**EXERCISE INSTRUCTIONS**
The word "manufacturing" marks the lines to copy; find all of them in the entries below.

Web page and app entries
-*-*-

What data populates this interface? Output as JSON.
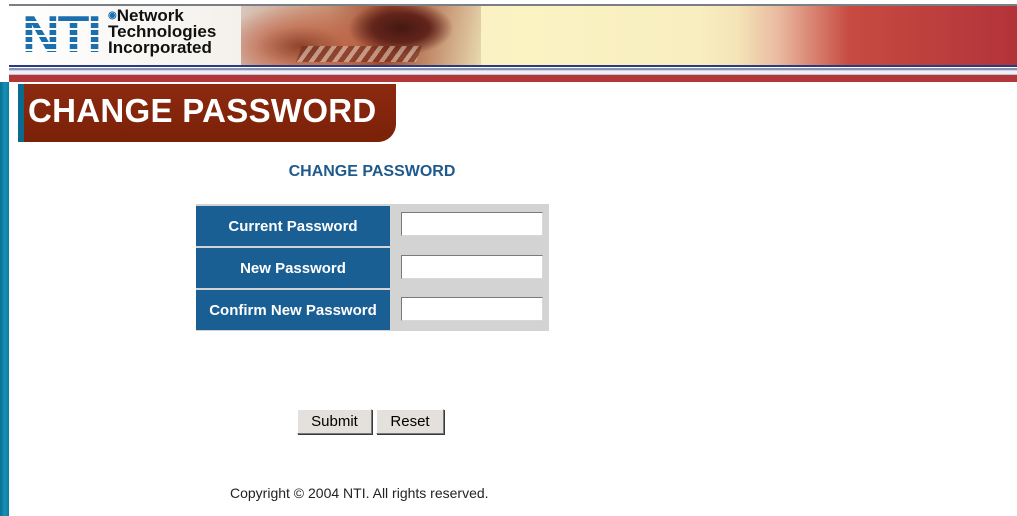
{
  "header": {
    "logo_letters": "NTI",
    "logo_line1": "Network",
    "logo_line2": "Technologies",
    "logo_line3": "Incorporated"
  },
  "page_title": "CHANGE PASSWORD",
  "form": {
    "heading": "CHANGE PASSWORD",
    "fields": [
      {
        "label": "Current Password",
        "value": ""
      },
      {
        "label": "New Password",
        "value": ""
      },
      {
        "label": "Confirm New Password",
        "value": ""
      }
    ],
    "submit_label": "Submit",
    "reset_label": "Reset"
  },
  "footer": {
    "copyright": "Copyright © 2004 NTI. All rights reserved."
  },
  "colors": {
    "title_tab": "#8c2a10",
    "label_bg": "#1a5f94",
    "heading": "#1f5a8c",
    "accent_bar": "#1591b8"
  }
}
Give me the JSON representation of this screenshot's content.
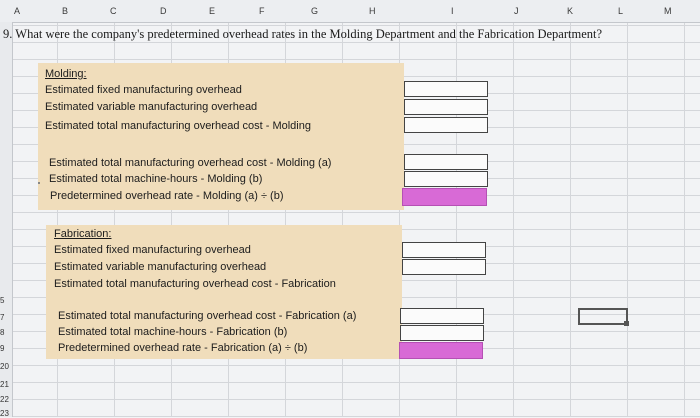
{
  "columns": [
    "A",
    "B",
    "C",
    "D",
    "E",
    "F",
    "G",
    "H",
    "I",
    "J",
    "K",
    "L",
    "M"
  ],
  "rows": [
    "5",
    "",
    "7",
    "8",
    "9",
    "20",
    "21",
    "22",
    "23"
  ],
  "question": "9. What were the company's predetermined overhead rates in the Molding Department and the Fabrication Department?",
  "molding": {
    "heading": "Molding:",
    "fixed": "Estimated fixed manufacturing overhead",
    "variable": "Estimated variable manufacturing overhead",
    "total": "Estimated total manufacturing overhead cost - Molding",
    "total_a": "Estimated total manufacturing overhead cost - Molding (a)",
    "hours_b": "Estimated total machine-hours - Molding (b)",
    "rate": "Predetermined overhead rate - Molding (a) ÷ (b)"
  },
  "fabrication": {
    "heading": "Fabrication:",
    "fixed": "Estimated fixed manufacturing overhead",
    "variable": "Estimated variable manufacturing overhead",
    "total": "Estimated total manufacturing overhead cost - Fabrication",
    "total_a": "Estimated total manufacturing overhead cost - Fabrication (a)",
    "hours_b": "Estimated total machine-hours - Fabrication (b)",
    "rate": "Predetermined overhead rate - Fabrication (a) ÷ (b)"
  },
  "colors": {
    "label_fill": "#f0ddbb",
    "rate_fill": "#d86ad6"
  }
}
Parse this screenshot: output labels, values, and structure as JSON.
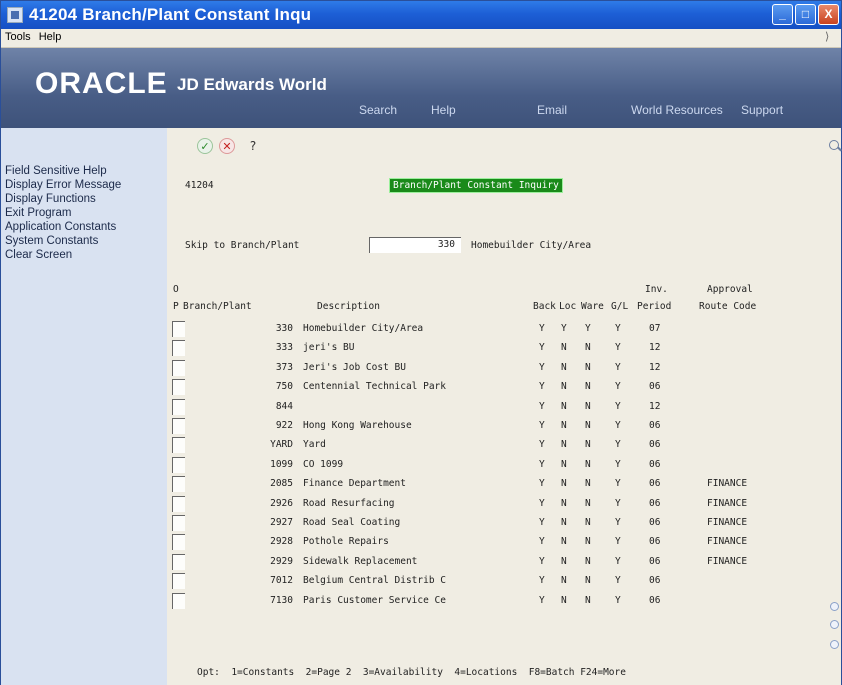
{
  "window": {
    "title": "41204    Branch/Plant Constant Inqu",
    "min_label": "_",
    "max_label": "□",
    "close_label": "X"
  },
  "menubar": {
    "items": [
      "Tools",
      "Help"
    ]
  },
  "banner": {
    "logo": "ORACLE",
    "product": "JD Edwards World",
    "links": [
      "Search",
      "Help",
      "Email",
      "World Resources",
      "Support"
    ]
  },
  "sidebar": {
    "items": [
      "Field Sensitive Help",
      "Display Error Message",
      "Display Functions",
      "Exit Program",
      "Application Constants",
      "System Constants",
      "Clear Screen"
    ]
  },
  "toolbar": {
    "ok": "✓",
    "cancel": "✕",
    "help": "?"
  },
  "form": {
    "program_id": "41204",
    "title": "Branch/Plant Constant Inquiry",
    "skip_label": "Skip to Branch/Plant",
    "skip_value": "330",
    "skip_description": "Homebuilder City/Area"
  },
  "table": {
    "headers": {
      "o_top": "O",
      "p": "P",
      "branch": "Branch/Plant",
      "desc": "Description",
      "back": "Back",
      "loc": "Loc",
      "ware": "Ware",
      "gl": "G/L",
      "inv_top": "Inv.",
      "inv_bottom": "Period",
      "appr_top": "Approval",
      "appr_bottom": "Route Code"
    },
    "rows": [
      {
        "bp": "330",
        "desc": "Homebuilder City/Area",
        "back": "Y",
        "loc": "Y",
        "ware": "Y",
        "gl": "Y",
        "inv": "07",
        "route": ""
      },
      {
        "bp": "333",
        "desc": "jeri's BU",
        "back": "Y",
        "loc": "N",
        "ware": "N",
        "gl": "Y",
        "inv": "12",
        "route": ""
      },
      {
        "bp": "373",
        "desc": "Jeri's Job Cost BU",
        "back": "Y",
        "loc": "N",
        "ware": "N",
        "gl": "Y",
        "inv": "12",
        "route": ""
      },
      {
        "bp": "750",
        "desc": "Centennial Technical Park",
        "back": "Y",
        "loc": "N",
        "ware": "N",
        "gl": "Y",
        "inv": "06",
        "route": ""
      },
      {
        "bp": "844",
        "desc": "",
        "back": "Y",
        "loc": "N",
        "ware": "N",
        "gl": "Y",
        "inv": "12",
        "route": ""
      },
      {
        "bp": "922",
        "desc": "Hong Kong Warehouse",
        "back": "Y",
        "loc": "N",
        "ware": "N",
        "gl": "Y",
        "inv": "06",
        "route": ""
      },
      {
        "bp": "YARD",
        "desc": "Yard",
        "back": "Y",
        "loc": "N",
        "ware": "N",
        "gl": "Y",
        "inv": "06",
        "route": ""
      },
      {
        "bp": "1099",
        "desc": "CO 1099",
        "back": "Y",
        "loc": "N",
        "ware": "N",
        "gl": "Y",
        "inv": "06",
        "route": ""
      },
      {
        "bp": "2085",
        "desc": "Finance Department",
        "back": "Y",
        "loc": "N",
        "ware": "N",
        "gl": "Y",
        "inv": "06",
        "route": "FINANCE"
      },
      {
        "bp": "2926",
        "desc": "Road Resurfacing",
        "back": "Y",
        "loc": "N",
        "ware": "N",
        "gl": "Y",
        "inv": "06",
        "route": "FINANCE"
      },
      {
        "bp": "2927",
        "desc": "Road Seal Coating",
        "back": "Y",
        "loc": "N",
        "ware": "N",
        "gl": "Y",
        "inv": "06",
        "route": "FINANCE"
      },
      {
        "bp": "2928",
        "desc": "Pothole Repairs",
        "back": "Y",
        "loc": "N",
        "ware": "N",
        "gl": "Y",
        "inv": "06",
        "route": "FINANCE"
      },
      {
        "bp": "2929",
        "desc": "Sidewalk Replacement",
        "back": "Y",
        "loc": "N",
        "ware": "N",
        "gl": "Y",
        "inv": "06",
        "route": "FINANCE"
      },
      {
        "bp": "7012",
        "desc": "Belgium Central Distrib C",
        "back": "Y",
        "loc": "N",
        "ware": "N",
        "gl": "Y",
        "inv": "06",
        "route": ""
      },
      {
        "bp": "7130",
        "desc": "Paris Customer Service Ce",
        "back": "Y",
        "loc": "N",
        "ware": "N",
        "gl": "Y",
        "inv": "06",
        "route": ""
      }
    ]
  },
  "footer": {
    "options": "Opt:  1=Constants  2=Page 2  3=Availability  4=Locations  F8=Batch F24=More"
  }
}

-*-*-

**OUTPUT OF THE TASK**
    "fixed": "Estimated fixed manufacturing overhead",
    "variable": "Estimated variable manufacturing overhead",
    "total": "Estimated total manufacturing overhead cost - Molding",
    "total_a": "Estimated total manufacturing overhead cost - Molding (a)",
    "fixed": "Estimated fixed manufacturing overhead",
    "variable": "Estimated variable manufacturing overhead",
    "total": "Estimated total manufacturing overhead cost - Fabrication",
    "total_a": "Estimated total manufacturing overhead cost - Fabrication (a)",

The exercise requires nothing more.